##### Records #####
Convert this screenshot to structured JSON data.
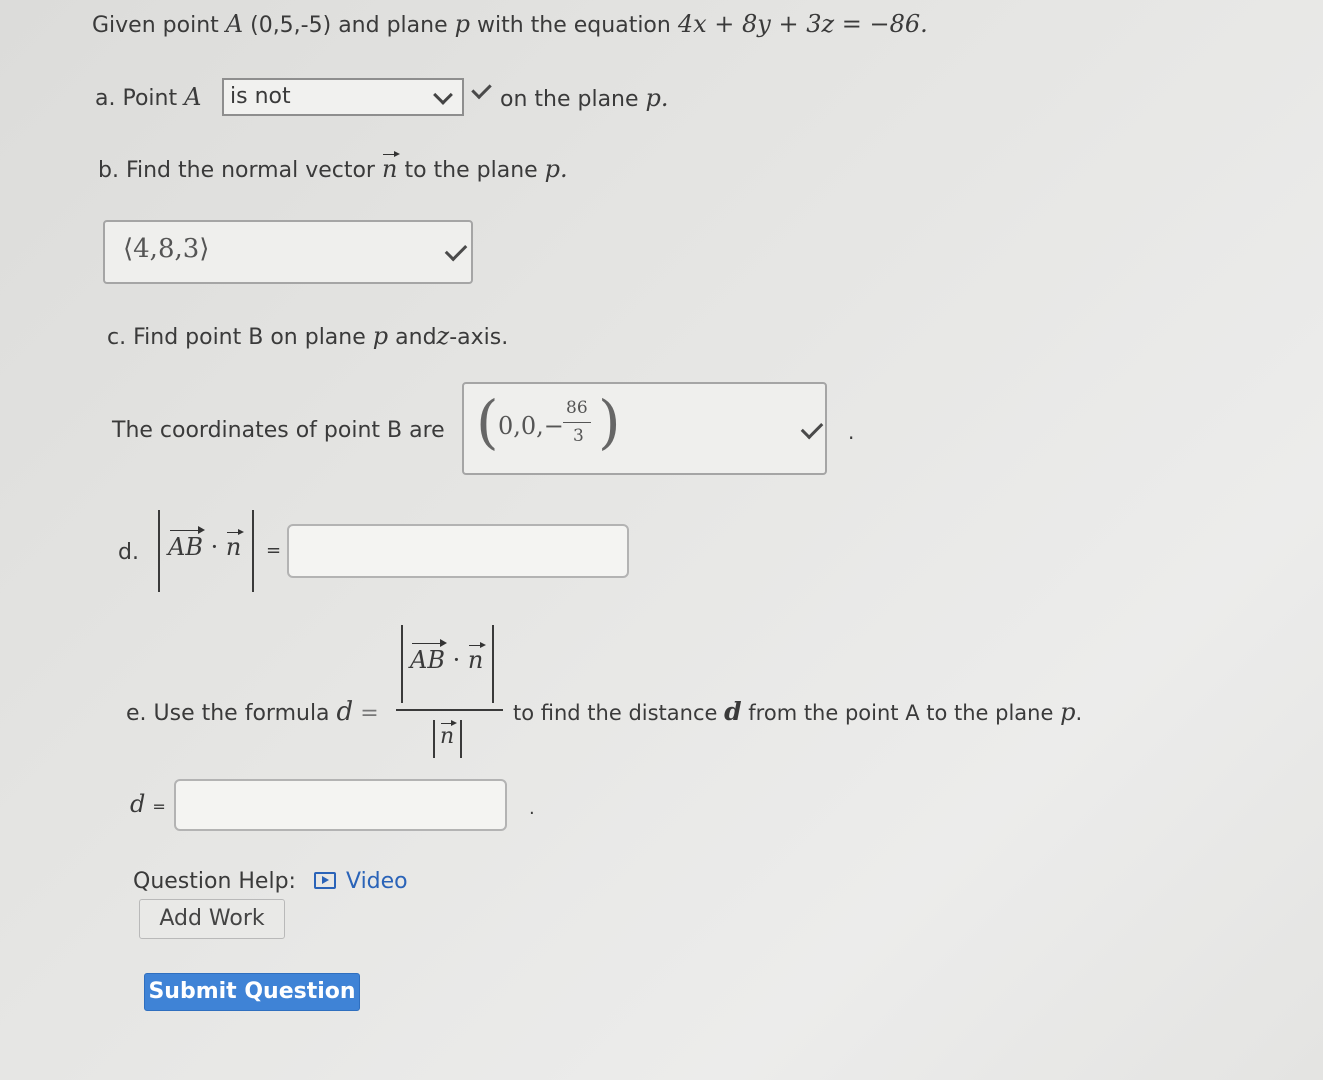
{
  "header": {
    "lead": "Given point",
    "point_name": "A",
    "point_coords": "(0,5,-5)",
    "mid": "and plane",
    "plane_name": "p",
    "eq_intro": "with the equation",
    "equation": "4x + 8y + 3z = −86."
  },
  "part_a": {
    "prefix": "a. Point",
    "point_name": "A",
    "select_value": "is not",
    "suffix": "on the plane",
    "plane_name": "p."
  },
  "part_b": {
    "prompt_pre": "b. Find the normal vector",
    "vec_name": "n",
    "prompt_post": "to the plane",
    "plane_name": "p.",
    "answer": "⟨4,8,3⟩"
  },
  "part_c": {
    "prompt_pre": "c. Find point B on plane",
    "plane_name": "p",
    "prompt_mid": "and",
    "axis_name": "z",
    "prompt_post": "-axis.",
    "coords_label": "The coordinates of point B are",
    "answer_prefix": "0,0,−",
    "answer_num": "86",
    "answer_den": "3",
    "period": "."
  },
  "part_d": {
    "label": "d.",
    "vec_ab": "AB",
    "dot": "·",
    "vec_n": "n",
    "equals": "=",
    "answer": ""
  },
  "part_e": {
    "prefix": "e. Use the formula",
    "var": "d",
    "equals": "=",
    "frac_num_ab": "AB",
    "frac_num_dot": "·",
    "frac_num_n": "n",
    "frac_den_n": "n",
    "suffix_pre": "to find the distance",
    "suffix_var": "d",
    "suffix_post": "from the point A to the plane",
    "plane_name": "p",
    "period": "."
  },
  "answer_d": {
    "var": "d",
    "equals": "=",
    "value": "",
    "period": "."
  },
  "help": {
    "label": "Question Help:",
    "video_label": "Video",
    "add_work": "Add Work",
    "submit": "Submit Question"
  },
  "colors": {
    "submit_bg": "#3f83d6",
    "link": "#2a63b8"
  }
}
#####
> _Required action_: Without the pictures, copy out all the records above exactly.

> _Reply_:
Convert this screenshot to structured JSON data.
{
  "header": {
    "lead": "Given point",
    "point_name": "A",
    "point_coords": "(0,5,-5)",
    "mid": "and plane",
    "plane_name": "p",
    "eq_intro": "with the equation",
    "equation": "4x + 8y + 3z = −86."
  },
  "part_a": {
    "prefix": "a. Point",
    "point_name": "A",
    "select_value": "is not",
    "suffix": "on the plane",
    "plane_name": "p."
  },
  "part_b": {
    "prompt_pre": "b. Find the normal vector",
    "vec_name": "n",
    "prompt_post": "to the plane",
    "plane_name": "p.",
    "answer": "⟨4,8,3⟩"
  },
  "part_c": {
    "prompt_pre": "c. Find point B on plane",
    "plane_name": "p",
    "prompt_mid": "and",
    "axis_name": "z",
    "prompt_post": "-axis.",
    "coords_label": "The coordinates of point B are",
    "answer_prefix": "0,0,−",
    "answer_num": "86",
    "answer_den": "3",
    "period": "."
  },
  "part_d": {
    "label": "d.",
    "vec_ab": "AB",
    "dot": "·",
    "vec_n": "n",
    "equals": "=",
    "answer": ""
  },
  "part_e": {
    "prefix": "e. Use the formula",
    "var": "d",
    "equals": "=",
    "frac_num_ab": "AB",
    "frac_num_dot": "·",
    "frac_num_n": "n",
    "frac_den_n": "n",
    "suffix_pre": "to find the distance",
    "suffix_var": "d",
    "suffix_post": "from the point A to the plane",
    "plane_name": "p",
    "period": "."
  },
  "answer_d": {
    "var": "d",
    "equals": "=",
    "value": "",
    "period": "."
  },
  "help": {
    "label": "Question Help:",
    "video_label": "Video",
    "add_work": "Add Work",
    "submit": "Submit Question"
  },
  "colors": {
    "submit_bg": "#3f83d6",
    "link": "#2a63b8"
  }
}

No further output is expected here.